This course will provide a hands-on introduction to programming in Matlab with a special focus on applying it to create psychological experiments and to analyze human behavioral data. After a general introduction to the basic ingredients of programming (variables, loops, good programming styles etc.), we will use Matlab to write little experiments and to collect, analyze and plot real data. This will involve simple reaction time experiments but the course will also offer an introduction to collecting and analyzing 3D human movement data with the Polhemus motion tracking system. Course participants will be required to do small programming assignments.

This course introduces students to the ongoing research at the Cognitive Development Center. It provides an overview of contemporary theories and research techniques of cognitive development of human infants below 2 years of age, focusing on the domain of social cognition. The course also involves laboratory practice to familiarize students with research techniques including behavioral, eye-tracking and neuroimaging methods.

Pls note, first class will be on 18 September, instead of the 17 September date.

This course will give a broad overview of the fundamental assumptions and findings in Cognitive Science, the interdisciplinary study of the mind. The lectures in the first half of the course will cover the main ideas that have been driving the study of the human mind for the last fifty years. These will include the view that the mind functions like a digital computer, the view that the mind functions like a neural network, and the view that the mind should be conceived of as a dynamical system closely tied to the environment. The lectures in the second half will give an overview of important topics in Cognitive Science including perception, memory, thinking, and language.

What decisions do we take when they involve others' choices and welfare?
Studies show that people do take into consideration the consequences that
their decisions will have on others. They also predict what others will do and
decide accordingly.
We will read and discuss papers about the psychological factors that underpin
decision-making when interacting with others. We will see that these
decisions depend on social or “other-regarding” preferences and we look at
different attempts to specify what these preferences are. The decisions taken
when interacting with others also depend on how others are predicted to
behave. We will investigate how these predictions are formed and their effects
on decision-making.
The course will have three parts:
1. An introduction to behavioural economics
2. Studies on other-regarding preferences
3. Studies on strategic decision making

The course provides an introduction into current-day philosophically inspired cognitive developmental theory and evolutionary perspectives of the nature of human concepts and their origins. The core reading for the course will be the book by Susan Carey entitled `The Origin of Concepts` (OUP, 2009). The in-depth reading and discussion of this representative book and some additional papers will cover the comparative analysis of the nature of processes of conceptual change, reorganization, and theory construction in cognitive development on the one hand, and in history of science, on the other.

Pls note, first class will be on 18 September, instead of the 17 September date.

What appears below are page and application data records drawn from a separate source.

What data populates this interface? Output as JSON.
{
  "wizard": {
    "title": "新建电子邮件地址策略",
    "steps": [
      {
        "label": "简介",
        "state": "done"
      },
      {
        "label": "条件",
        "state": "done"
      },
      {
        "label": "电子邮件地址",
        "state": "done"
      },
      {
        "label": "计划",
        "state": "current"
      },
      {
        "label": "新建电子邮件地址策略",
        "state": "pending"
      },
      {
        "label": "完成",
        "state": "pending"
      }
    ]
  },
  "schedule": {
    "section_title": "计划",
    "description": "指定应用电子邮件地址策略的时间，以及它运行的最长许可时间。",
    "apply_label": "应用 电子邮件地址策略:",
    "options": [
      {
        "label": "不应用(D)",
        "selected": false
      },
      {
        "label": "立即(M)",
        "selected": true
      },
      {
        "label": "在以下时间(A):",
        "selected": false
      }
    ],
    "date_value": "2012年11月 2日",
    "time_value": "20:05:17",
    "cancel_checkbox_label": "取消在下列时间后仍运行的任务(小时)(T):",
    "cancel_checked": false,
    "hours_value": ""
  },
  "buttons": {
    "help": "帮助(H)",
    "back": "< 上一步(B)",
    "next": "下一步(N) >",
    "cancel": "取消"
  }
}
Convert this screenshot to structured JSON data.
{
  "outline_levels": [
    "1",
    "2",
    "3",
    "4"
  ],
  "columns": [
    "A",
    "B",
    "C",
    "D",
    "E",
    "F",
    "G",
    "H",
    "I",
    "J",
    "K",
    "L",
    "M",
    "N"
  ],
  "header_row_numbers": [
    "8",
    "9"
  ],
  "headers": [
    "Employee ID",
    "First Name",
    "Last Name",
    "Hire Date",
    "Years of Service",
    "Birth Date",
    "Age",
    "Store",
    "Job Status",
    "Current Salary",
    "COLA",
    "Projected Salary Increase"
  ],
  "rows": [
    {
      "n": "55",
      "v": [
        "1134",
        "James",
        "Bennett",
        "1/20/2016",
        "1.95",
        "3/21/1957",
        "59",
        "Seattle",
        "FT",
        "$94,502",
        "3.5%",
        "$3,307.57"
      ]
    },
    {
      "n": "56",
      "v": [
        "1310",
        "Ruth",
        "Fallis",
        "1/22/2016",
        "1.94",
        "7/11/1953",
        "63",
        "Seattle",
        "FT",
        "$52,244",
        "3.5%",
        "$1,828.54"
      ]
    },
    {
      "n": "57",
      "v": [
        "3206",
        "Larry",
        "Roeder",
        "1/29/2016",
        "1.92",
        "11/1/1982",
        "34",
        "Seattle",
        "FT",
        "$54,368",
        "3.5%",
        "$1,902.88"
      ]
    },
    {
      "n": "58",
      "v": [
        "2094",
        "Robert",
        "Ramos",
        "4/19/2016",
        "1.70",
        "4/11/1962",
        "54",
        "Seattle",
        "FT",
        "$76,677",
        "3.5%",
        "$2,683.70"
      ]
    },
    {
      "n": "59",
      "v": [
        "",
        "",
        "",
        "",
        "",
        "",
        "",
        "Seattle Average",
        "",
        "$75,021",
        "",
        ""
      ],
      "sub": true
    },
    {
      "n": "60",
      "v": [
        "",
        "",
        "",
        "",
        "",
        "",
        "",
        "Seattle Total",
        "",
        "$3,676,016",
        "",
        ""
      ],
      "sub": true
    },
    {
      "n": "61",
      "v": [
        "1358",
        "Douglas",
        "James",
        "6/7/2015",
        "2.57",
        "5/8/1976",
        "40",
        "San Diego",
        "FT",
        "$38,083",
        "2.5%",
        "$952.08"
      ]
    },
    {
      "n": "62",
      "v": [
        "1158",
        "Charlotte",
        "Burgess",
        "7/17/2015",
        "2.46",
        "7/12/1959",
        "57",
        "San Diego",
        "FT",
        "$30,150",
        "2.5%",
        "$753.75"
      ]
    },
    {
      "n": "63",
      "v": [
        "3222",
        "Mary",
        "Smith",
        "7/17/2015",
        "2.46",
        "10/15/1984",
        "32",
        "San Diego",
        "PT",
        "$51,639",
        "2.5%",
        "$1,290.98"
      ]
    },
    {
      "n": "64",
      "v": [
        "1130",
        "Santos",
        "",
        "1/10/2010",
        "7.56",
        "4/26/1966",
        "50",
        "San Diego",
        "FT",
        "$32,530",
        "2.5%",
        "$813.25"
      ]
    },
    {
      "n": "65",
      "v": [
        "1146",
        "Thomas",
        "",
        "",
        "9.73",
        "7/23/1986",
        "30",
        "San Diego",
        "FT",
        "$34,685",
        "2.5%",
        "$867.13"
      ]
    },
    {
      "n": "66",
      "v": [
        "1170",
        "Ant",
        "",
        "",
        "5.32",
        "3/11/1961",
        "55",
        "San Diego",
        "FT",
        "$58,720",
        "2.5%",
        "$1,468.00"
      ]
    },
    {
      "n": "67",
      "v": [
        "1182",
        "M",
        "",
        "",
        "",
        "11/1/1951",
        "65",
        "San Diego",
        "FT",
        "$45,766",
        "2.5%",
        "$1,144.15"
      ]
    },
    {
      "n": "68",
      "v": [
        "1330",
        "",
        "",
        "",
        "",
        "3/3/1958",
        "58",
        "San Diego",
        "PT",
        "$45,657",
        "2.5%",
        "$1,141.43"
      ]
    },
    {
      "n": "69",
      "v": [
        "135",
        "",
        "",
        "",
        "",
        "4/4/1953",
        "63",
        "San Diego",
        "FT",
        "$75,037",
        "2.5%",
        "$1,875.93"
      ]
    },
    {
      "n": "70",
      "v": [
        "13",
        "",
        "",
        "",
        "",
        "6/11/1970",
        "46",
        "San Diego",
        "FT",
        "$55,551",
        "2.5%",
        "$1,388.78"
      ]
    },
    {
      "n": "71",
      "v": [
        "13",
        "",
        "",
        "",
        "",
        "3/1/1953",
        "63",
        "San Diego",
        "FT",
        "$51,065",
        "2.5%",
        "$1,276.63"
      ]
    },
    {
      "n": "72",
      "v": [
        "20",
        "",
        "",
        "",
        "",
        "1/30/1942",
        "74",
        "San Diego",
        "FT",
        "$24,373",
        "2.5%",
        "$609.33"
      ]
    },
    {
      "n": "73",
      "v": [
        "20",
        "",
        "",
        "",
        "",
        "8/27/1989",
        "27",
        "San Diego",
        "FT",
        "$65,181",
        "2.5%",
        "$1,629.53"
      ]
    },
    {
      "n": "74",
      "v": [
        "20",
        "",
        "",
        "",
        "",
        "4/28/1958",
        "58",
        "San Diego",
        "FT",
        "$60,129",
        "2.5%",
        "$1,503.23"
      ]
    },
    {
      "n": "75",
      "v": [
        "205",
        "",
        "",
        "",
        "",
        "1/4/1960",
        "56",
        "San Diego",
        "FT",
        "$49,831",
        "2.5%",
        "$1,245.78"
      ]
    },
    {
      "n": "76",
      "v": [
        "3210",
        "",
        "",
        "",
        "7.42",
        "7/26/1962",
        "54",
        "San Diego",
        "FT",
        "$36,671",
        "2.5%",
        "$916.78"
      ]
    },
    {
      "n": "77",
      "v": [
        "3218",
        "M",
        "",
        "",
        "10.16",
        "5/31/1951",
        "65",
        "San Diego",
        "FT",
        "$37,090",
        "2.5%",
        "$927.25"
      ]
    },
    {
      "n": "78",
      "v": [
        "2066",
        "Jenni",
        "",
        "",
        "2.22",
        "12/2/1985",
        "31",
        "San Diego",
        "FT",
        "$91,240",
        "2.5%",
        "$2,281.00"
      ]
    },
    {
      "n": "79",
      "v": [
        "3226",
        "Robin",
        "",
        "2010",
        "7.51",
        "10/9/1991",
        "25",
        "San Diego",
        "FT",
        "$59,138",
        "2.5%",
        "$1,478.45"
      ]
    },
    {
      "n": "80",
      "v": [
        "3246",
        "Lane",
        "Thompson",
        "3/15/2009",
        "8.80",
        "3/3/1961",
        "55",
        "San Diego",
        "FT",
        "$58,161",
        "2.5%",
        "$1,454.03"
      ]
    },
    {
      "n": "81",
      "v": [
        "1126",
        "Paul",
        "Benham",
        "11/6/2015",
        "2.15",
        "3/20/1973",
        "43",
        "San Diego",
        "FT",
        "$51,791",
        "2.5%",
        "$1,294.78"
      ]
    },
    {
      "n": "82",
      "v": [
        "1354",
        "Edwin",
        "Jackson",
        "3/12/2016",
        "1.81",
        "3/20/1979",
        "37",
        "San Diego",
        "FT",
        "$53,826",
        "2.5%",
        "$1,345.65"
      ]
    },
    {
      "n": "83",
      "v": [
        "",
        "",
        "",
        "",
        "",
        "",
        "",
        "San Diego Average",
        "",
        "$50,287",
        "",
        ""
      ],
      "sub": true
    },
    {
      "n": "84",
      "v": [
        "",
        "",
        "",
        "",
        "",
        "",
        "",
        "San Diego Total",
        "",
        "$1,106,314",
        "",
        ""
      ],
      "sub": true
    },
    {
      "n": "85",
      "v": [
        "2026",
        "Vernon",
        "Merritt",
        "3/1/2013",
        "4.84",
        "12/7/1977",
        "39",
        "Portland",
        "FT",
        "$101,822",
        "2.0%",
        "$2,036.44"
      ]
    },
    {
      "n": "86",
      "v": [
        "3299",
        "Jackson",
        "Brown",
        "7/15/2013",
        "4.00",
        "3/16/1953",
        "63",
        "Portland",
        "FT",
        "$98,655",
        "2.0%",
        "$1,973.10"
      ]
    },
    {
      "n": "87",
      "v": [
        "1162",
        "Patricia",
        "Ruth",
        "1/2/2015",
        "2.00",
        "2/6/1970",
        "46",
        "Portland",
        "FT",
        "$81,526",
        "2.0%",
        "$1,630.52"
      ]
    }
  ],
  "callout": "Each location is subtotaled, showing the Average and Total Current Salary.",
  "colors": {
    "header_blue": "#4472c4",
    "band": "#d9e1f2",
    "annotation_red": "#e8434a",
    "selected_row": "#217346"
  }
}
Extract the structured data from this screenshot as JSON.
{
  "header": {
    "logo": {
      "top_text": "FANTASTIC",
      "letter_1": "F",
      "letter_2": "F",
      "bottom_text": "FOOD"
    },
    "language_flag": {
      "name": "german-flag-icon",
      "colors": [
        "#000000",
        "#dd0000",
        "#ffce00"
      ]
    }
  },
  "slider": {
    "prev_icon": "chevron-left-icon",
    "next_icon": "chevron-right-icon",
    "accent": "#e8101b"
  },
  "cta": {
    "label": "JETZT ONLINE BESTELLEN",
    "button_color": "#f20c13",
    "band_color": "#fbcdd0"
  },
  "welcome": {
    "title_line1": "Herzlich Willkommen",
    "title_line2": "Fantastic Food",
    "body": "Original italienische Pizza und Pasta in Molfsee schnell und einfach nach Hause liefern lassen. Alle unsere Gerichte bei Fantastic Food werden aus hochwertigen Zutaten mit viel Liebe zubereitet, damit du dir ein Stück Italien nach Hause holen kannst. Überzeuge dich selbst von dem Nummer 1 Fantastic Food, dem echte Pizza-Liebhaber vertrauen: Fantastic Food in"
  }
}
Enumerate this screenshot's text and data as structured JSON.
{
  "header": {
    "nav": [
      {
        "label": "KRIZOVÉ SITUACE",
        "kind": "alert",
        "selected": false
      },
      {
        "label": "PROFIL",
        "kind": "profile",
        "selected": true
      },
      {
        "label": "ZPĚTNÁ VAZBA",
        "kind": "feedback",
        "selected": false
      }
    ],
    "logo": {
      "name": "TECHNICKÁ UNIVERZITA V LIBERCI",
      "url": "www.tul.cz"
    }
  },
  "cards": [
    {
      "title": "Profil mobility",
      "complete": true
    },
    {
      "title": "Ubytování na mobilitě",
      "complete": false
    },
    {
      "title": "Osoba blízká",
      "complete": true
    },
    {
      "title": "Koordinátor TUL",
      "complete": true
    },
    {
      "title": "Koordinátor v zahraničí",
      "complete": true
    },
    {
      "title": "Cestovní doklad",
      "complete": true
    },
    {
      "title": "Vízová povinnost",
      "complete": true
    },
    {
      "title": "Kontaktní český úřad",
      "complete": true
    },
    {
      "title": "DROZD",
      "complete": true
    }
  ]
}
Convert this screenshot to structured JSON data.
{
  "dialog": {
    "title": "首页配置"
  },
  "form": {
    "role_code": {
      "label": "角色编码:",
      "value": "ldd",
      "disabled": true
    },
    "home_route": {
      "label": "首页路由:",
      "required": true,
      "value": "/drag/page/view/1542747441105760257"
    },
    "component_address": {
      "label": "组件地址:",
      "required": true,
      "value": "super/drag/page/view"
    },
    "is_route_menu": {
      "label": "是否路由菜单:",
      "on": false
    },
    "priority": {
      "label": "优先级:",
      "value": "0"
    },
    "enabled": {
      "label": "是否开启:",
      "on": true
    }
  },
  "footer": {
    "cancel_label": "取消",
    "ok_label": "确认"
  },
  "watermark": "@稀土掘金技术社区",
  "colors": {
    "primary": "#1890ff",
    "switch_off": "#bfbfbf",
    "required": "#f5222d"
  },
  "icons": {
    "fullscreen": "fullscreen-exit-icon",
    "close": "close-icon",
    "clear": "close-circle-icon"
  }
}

This course will cover recent theories and empirical research addressing the human ability to perform actions together. We will review theories highlighting the role of thinking and planning ahead as well as theories focusing on basic perceptual and motor processes that allow people to perform highly coordinated actions such as dancing a tango together. We will discuss research articles reporting behavioral and neuroscience experiments in this rapidly growing field. The course will also provide an overview of the different research methods that have been used in joint action research.

This course will be built around the contemporary research of vision. First, it will cover the classical approaches of low and high-level vision, visual learning, the neural implementation of perception and learning in the brain, and computational models.  Next, it will critically evaluate the state-of-the-art and explore alternative approaches to the same issues.  Specifically, it will discuss the probabilistic view on vision, and how it changes the research questions in focus.  We will investigate how statistical learning, rule learning, perception and cue-combination as probabilistic inference can expand the range of interpretable phenomena in vision.  We will also cover the issue of possible neural embodiment of such computations and review evidence that supports such an interpretation.

This course will cover the basic topics of Experimental Statistics and Research Methods for Behavioral Sciences.  It will comprise the subjects of scales, descriptive statistics, frequentist inferential statistics including independent and repeated measure t-tests, one- and two-way ANOVAs, effect sizes, correlational and regression analysis, and selected nonparametric methods.  In addition, the basics of Bayesian statistics will be introduced and contrasted with frequentist statistics.  The course will also survey the details of designing, conducting, analyzing, interpreting, and communicating scientific psychological research.  Finally, students will learn how to use SPSS for statistical analysis